Still, this summer DGE issued more than a dozen fines of $10,000 or more to various casinos and sportsbooks, a total of more than $320,000 as the agency closed the books on issues that date back as long ago as 2021.
The largest fine – $80,000 – was paid by FOXBet. That New Jersey sportsbook was found to have accepted wagers on men’s college basketball games in 2021 and 2022 involving New Jersey universities Rutgers, Monmouth, Fairleigh Dickinson, and Seton Hall.
New Jersey allows wagers on most college sporting events, with the exception being games involving New Jersey schools and/or athletic contests that take place in the state. A 2021 statewide referendum to eliminate this quirk was rejected by voters, although a second attempt by advocates is expected to land on the ballot by 2025.
The Australia-based PointsBet sportsbook operator was fined $25,000 by DGE, with one of the infractions being taking a bet on St. Peter’s, another New Jersey university.
The other two violations were unique among the penalties imposed by DGE this summer.
One was for allowing wagers on an eSports event called League of Legends World Championships even though one of the competitors was under the age of 21.
The other violation was for taking bets on five different English Championship League soccer matches even after the games had been played, and the outcome was already known.
Multiple Atlantic City Casinos Accepted Bets from Ineligible Customers
The other dozen fines were for similar misbehavior by casinos in Atlantic City, the only location in the state where such operations are legal.
In many cases, the announcement of the fines was for “monies confiscated from individuals who failed to produce adequate identification, abandoned certain assets, or were otherwise prohibited from engaging in gaming activity.”
In several other cases, casino operators accepted bets from “self-excluded” gamblers who should have been flagged by casino personnel beforehand.
The biggest offender on those two fronts was Caesars, which accepted three separate five-figure violations totaling $86,000. One of those fines, for $35,000, specifically listed allowing an t“underage patron” o gamble at their casino.
Tropicana also was fined three times for a total of $40,000, while Golden Nugget had a single violation for $19,000.
Bally’s took a fine of $18,000, and Hard Rock and Ocean casinos each took on $12,000 penalties. That left Borgata, Resorts, and Harrah’s as the city’s casino properties that did not have $10,000 or more fines imposed on them by DGE this summer.
FanDuel, the New Jersey mobile sportsbook operator, accepted a $19,000 fine in the “failed to produce proper identification” category. This fine was notable because in other cases anywhere from one person to a dozen persons was listed as part of the violation, but FanDuel’s transgression took place among 81 patrons.
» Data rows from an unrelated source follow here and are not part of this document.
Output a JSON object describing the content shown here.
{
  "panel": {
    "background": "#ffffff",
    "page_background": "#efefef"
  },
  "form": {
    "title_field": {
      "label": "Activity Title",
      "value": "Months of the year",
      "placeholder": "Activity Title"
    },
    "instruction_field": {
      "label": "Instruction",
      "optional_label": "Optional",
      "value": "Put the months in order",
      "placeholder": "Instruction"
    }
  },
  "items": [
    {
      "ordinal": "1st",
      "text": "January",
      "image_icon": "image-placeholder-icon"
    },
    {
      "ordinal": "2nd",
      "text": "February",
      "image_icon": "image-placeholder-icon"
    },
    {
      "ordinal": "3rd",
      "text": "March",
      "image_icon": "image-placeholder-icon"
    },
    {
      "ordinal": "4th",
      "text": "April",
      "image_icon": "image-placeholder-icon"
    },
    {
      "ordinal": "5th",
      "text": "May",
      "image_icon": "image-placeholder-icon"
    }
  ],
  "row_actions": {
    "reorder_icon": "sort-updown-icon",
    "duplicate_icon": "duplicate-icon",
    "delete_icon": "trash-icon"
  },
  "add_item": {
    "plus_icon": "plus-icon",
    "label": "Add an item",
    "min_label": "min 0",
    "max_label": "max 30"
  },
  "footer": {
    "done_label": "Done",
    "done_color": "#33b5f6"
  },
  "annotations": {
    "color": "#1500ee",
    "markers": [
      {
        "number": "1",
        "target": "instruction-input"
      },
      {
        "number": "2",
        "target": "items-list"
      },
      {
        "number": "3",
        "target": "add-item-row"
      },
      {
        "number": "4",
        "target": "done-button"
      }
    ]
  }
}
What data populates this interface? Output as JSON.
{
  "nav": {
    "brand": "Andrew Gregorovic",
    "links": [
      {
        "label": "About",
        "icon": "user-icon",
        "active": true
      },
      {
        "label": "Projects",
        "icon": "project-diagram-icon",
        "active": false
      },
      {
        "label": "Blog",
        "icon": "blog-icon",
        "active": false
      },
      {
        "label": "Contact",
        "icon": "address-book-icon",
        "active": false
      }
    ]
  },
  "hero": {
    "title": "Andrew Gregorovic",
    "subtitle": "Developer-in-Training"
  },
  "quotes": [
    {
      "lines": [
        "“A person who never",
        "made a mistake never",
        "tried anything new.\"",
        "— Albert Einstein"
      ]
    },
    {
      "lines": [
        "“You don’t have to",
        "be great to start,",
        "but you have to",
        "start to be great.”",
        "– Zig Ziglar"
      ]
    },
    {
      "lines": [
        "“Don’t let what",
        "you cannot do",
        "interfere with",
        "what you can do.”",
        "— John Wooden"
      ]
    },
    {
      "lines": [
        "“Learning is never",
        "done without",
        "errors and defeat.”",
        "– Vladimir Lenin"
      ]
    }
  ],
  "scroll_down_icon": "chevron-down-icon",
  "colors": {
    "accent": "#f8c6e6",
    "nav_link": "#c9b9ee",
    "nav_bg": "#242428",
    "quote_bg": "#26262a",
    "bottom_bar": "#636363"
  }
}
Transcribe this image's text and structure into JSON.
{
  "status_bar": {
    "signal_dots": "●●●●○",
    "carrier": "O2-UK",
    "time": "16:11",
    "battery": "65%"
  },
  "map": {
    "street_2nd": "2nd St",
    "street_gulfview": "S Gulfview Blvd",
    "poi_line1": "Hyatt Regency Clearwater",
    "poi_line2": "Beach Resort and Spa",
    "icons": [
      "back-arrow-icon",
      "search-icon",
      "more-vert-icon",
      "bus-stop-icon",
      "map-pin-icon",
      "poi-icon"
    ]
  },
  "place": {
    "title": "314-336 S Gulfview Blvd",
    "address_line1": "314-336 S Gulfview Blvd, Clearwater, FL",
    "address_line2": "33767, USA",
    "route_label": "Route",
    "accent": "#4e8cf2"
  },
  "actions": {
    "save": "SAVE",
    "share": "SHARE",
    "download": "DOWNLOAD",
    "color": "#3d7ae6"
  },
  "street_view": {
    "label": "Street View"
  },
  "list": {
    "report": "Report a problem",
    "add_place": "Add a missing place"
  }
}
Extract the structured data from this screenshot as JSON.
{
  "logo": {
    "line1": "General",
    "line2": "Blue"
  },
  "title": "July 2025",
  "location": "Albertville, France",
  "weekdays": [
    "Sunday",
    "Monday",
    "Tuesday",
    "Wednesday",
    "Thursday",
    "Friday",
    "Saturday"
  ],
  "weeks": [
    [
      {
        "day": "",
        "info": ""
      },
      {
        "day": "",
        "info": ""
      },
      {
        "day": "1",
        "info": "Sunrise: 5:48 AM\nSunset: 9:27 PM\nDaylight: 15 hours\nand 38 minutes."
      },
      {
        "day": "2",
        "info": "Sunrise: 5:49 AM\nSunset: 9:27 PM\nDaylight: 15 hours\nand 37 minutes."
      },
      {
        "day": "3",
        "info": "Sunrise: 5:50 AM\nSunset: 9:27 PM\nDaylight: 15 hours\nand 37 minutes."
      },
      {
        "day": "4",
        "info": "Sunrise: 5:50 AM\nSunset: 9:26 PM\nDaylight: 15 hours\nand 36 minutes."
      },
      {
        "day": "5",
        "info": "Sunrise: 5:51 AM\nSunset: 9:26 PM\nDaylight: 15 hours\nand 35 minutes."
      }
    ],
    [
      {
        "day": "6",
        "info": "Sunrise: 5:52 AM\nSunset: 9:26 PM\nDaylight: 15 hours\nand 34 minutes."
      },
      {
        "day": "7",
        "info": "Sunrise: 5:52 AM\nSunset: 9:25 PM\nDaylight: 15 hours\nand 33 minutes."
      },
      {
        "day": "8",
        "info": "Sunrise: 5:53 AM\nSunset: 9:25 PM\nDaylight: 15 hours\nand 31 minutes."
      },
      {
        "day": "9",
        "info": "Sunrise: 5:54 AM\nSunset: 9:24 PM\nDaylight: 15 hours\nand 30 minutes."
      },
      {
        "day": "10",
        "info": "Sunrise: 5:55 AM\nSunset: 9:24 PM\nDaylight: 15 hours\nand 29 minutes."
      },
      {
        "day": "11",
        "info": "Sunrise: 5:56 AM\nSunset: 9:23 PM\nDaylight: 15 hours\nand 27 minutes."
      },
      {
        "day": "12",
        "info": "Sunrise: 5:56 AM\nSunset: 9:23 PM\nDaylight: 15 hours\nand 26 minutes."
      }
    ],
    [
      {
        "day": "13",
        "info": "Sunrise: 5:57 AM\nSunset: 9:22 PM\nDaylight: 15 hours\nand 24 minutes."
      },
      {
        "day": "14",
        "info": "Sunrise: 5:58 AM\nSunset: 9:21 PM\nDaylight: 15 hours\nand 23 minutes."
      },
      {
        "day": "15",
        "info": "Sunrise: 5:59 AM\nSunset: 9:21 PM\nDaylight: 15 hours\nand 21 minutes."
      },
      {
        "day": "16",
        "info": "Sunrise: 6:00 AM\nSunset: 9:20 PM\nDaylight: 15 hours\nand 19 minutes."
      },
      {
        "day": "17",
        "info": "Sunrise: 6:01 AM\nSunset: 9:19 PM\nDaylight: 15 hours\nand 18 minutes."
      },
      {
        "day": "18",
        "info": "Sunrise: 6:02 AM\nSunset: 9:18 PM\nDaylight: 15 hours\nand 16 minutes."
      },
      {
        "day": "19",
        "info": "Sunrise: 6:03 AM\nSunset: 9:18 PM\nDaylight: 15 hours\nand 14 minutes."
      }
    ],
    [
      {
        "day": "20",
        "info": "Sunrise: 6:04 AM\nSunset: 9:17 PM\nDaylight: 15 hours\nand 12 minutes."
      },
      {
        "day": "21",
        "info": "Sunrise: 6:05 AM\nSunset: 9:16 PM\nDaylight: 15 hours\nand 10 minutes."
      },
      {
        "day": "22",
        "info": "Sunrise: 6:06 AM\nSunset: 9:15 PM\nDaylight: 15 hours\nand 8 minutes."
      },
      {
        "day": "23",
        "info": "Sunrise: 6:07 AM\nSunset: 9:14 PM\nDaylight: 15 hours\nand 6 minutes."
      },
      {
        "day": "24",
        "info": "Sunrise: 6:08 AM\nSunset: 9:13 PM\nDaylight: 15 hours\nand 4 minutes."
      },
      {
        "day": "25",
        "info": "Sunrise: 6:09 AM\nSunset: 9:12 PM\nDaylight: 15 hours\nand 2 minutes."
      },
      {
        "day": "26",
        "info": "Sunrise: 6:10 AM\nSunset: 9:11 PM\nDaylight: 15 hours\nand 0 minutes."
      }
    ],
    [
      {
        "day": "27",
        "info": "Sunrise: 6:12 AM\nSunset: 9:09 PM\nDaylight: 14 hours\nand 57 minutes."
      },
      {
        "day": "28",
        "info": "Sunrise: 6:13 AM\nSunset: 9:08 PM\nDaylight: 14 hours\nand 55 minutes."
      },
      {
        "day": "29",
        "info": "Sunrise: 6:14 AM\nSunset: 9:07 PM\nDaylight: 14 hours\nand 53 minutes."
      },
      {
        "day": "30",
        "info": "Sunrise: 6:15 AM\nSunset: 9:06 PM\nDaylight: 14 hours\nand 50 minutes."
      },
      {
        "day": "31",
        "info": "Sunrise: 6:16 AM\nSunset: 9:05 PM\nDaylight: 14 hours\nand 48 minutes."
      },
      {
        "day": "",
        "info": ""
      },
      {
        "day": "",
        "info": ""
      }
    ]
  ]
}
Other Gambling Operator Violations in New Jersey in 2023
The scope of New Jersey regulator activity this summer is in contrast to the first five months of 2023, when a total of only five fines of $10,000 or more were imposed.
One was for $44,000 to Borgata – the perennial Atlantic City casino industry market leader – for allowing a dozen self-excluded patrons to gamble.
The Caesars casino accepted the first of four five-figure penalties back in April, that one to the tune of $31,000.
PokerStars lost $21,000 for allowing out-of-state gamblers to risk money on their New Jersey mobile site. Modern geolocation technology allows for pinpoint tracking of where gamblers are when they place bets, and allowing out-of-state bettors can bring state regulators under scrutiny of federal regulators, as gambling across state lines remains prohibited in the U.S.
SG Gaming, meanwhile, was hit with a fine of $100,000 for allowing a total of 39 self-excluded patrons to gamble on their New Jersey online casino gaming site.
Finally, Caesars Entertainment – the parent company that operates the Caesars, Tropicana, and Harrah’s casinos in Atlantic City that each are “middle of the pack” among nine properties in terms of annual casino revenue in the city – accepted a $44,000 fine in April in part for employing two bartenders and a security guard in spite of “revoked, suspended, or inactive casino employee registrations.”
Additionally, 14 other individuals were found to have gained work at the Caesars properties as “Casino Hotel and Beverage employees” without those employees having the proper credentials. Caesars also was fined twice in 2022, for a total of $96,000, for similar violations.
The letter from DGE Director David Rebuck to Caesars Entertainment referenced “ongoing and pervasive” such violations, which run afoul of the state’s Casino Control Act.